The other day, Henry Farrell took issue with the Yglesias/Friedman suggestion that we should automatically extend green cards to people who graduate from American institutions of higher education on student visas. Henry’s objection is that while this “may be a total no-brainer for US economic wellbeing. It isn’t a no-brainer for the home country of the workers in question” because it promotes “brain drain.”

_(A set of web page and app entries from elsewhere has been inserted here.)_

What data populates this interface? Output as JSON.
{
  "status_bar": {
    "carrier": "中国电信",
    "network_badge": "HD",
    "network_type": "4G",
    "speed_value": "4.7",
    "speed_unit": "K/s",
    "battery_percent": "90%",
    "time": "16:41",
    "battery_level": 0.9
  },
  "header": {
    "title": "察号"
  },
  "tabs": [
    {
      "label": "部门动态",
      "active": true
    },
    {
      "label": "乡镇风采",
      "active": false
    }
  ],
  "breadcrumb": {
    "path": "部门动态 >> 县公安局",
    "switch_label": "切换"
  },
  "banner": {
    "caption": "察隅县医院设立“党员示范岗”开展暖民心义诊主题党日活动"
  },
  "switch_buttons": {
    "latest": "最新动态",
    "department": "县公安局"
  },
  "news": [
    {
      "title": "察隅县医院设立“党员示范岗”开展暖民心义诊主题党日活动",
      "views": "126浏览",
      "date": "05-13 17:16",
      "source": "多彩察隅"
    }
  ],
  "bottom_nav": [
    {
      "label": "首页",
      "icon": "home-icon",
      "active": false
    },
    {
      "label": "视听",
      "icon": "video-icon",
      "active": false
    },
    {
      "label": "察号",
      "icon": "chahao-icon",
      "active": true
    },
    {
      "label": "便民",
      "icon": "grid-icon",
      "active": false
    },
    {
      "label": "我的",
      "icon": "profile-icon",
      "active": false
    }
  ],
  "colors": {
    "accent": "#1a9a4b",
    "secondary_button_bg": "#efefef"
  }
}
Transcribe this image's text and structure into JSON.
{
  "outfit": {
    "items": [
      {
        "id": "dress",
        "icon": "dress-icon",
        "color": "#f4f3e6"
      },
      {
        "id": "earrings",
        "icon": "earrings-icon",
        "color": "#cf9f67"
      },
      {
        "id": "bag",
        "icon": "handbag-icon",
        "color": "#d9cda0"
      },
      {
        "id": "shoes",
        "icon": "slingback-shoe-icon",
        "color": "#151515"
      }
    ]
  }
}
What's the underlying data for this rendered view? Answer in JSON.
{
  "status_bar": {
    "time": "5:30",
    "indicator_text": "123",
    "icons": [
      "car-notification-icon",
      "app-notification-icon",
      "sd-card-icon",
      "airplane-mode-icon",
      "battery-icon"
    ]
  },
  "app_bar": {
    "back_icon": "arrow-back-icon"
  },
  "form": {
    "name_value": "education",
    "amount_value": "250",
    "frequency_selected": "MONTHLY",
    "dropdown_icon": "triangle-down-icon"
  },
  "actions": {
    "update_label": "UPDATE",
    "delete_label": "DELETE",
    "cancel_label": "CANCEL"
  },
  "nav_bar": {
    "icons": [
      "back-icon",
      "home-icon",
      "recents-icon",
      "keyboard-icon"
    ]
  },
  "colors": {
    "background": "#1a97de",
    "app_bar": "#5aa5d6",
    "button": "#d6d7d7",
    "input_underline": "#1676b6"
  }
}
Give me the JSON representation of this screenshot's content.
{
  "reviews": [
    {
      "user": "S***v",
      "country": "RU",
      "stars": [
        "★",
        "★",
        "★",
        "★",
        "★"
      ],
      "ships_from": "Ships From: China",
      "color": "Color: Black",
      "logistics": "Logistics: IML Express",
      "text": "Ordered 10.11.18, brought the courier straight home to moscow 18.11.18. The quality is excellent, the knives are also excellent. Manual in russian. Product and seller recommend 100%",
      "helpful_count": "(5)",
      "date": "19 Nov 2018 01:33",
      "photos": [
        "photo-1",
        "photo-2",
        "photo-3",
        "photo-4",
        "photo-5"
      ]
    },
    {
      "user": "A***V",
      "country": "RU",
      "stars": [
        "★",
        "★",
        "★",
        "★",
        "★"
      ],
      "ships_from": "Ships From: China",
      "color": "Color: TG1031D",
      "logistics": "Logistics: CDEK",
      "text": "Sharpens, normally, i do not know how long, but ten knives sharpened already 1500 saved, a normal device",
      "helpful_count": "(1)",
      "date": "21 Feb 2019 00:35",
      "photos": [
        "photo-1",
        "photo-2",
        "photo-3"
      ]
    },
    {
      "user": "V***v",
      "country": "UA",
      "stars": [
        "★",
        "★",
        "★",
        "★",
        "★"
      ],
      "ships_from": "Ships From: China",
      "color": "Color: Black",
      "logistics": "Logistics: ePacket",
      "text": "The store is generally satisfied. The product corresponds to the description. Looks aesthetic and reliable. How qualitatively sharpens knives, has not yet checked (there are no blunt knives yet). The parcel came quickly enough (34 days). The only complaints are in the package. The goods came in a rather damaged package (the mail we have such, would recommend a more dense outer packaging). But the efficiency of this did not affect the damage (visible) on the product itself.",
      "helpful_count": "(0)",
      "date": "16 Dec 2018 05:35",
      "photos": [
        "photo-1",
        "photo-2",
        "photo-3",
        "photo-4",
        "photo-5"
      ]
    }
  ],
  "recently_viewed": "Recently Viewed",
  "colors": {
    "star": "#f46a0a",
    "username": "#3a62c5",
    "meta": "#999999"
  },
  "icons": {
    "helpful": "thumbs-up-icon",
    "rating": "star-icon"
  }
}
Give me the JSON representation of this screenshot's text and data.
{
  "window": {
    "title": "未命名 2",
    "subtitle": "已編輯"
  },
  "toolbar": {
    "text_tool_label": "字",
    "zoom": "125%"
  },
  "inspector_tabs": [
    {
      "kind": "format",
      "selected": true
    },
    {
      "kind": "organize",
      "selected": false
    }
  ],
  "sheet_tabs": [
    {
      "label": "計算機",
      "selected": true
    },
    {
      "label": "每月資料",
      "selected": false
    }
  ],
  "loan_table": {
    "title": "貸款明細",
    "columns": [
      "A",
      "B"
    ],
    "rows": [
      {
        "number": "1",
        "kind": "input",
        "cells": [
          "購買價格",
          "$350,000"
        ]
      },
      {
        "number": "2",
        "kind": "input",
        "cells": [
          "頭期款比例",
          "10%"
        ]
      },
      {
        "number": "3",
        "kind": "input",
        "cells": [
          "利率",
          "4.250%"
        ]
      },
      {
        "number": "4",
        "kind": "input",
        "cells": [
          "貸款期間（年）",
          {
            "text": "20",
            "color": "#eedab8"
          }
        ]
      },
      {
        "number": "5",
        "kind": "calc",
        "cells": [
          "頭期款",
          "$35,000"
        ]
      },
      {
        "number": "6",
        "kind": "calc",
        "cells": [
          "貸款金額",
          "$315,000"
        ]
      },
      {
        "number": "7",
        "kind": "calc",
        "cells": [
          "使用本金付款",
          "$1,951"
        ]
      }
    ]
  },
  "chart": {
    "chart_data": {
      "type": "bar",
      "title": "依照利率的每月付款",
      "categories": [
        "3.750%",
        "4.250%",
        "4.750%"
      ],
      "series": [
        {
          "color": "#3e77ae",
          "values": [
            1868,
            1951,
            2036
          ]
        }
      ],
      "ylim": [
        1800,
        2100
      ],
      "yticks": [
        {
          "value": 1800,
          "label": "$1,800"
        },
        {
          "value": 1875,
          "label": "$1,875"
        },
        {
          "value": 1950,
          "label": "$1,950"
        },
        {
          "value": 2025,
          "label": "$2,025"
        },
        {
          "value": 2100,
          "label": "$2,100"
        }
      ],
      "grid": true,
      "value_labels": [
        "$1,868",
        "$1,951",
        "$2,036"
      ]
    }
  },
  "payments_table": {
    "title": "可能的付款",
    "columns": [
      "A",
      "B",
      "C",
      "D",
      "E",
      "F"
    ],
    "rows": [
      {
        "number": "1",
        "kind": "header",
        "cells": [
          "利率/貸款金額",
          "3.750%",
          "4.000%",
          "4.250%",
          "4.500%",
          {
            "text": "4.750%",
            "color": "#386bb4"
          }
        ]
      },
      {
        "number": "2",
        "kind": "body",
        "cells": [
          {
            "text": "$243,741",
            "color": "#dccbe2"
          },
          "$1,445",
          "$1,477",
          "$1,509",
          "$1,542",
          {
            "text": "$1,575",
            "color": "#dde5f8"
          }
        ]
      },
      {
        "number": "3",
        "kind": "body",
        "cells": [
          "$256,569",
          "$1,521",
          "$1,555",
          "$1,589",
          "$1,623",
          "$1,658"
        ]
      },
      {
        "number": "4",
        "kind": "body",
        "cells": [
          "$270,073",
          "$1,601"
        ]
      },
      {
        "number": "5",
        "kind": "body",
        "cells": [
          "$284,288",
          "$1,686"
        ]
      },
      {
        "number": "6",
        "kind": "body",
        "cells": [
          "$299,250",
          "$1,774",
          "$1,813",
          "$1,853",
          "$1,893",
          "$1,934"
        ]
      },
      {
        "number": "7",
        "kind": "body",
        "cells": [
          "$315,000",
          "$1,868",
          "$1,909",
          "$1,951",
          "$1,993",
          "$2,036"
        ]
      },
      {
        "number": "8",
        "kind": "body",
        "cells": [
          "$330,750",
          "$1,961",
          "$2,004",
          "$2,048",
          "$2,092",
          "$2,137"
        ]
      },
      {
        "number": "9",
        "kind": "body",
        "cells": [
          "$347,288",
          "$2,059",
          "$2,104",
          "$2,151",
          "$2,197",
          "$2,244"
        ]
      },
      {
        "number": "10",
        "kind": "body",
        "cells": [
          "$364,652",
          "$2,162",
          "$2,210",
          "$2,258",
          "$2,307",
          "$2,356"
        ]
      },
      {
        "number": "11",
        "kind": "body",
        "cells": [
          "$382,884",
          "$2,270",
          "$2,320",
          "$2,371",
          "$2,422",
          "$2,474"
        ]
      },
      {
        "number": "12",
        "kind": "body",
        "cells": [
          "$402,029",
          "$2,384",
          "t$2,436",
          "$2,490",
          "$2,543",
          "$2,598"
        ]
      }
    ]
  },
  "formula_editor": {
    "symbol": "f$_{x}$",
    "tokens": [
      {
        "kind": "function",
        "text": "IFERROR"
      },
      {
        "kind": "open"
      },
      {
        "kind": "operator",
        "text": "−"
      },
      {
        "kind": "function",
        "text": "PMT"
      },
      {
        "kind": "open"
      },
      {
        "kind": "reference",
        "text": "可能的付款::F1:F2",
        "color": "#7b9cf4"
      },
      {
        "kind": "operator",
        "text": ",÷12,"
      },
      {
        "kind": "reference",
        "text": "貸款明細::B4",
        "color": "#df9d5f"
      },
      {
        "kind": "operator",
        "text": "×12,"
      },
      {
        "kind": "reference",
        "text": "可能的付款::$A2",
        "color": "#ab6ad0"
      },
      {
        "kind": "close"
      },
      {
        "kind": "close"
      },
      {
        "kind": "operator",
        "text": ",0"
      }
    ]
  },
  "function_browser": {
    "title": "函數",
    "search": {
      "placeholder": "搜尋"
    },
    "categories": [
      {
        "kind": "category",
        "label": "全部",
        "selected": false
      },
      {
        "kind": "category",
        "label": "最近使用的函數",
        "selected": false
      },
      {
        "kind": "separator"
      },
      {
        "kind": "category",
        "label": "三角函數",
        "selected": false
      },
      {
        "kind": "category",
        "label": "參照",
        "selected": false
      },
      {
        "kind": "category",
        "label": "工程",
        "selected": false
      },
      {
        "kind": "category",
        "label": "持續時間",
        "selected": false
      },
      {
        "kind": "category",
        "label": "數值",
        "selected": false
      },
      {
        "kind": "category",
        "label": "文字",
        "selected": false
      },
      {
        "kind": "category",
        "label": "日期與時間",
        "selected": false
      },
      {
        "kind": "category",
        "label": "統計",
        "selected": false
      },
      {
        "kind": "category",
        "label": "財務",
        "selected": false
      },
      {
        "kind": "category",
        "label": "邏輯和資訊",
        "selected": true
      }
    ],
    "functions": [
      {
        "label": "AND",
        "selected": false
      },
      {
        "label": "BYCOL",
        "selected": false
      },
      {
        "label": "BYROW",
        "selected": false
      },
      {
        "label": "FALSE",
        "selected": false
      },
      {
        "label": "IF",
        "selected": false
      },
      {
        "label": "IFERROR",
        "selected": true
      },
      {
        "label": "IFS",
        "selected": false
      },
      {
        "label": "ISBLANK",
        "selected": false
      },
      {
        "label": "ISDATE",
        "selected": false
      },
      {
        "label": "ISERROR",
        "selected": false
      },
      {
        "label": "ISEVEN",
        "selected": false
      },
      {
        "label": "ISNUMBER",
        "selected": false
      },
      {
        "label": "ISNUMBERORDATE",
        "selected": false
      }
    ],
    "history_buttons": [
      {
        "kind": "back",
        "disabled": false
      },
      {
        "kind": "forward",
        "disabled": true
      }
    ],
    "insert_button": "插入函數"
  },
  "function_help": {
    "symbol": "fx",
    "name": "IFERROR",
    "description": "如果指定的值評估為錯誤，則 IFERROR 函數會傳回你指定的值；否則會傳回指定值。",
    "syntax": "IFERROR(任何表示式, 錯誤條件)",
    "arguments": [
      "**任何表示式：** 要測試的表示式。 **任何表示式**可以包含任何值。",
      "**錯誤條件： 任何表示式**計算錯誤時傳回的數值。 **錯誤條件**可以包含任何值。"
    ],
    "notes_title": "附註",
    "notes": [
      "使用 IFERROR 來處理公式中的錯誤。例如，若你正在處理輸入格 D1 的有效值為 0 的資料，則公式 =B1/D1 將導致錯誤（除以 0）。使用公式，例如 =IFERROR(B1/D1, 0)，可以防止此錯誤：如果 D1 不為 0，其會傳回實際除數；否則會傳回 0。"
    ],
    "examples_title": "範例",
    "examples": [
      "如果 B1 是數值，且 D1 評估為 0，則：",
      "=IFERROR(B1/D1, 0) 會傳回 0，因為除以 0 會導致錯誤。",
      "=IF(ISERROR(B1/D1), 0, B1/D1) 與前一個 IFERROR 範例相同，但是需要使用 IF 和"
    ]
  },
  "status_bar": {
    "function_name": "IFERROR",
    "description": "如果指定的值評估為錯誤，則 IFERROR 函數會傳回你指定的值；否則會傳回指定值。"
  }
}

If this is the best objection that can be raised, I don’t think I’m going to abandon the scheme. That said, one can meet the objection short of refusing the visas; instead, granting them could be made conditional on the payment of some kind of fee (or exit tax) that would be rebated to the home country. The economic benefits of allowing the highest-skilled people in the world to work where their skills are the most in demand would be very large — much bigger than the benefits involved in letting low-skill people work in the first world as hotel maids and day-laborers — so it would be both possible and worthwhile to find ways to distribute those gains relatively equitably.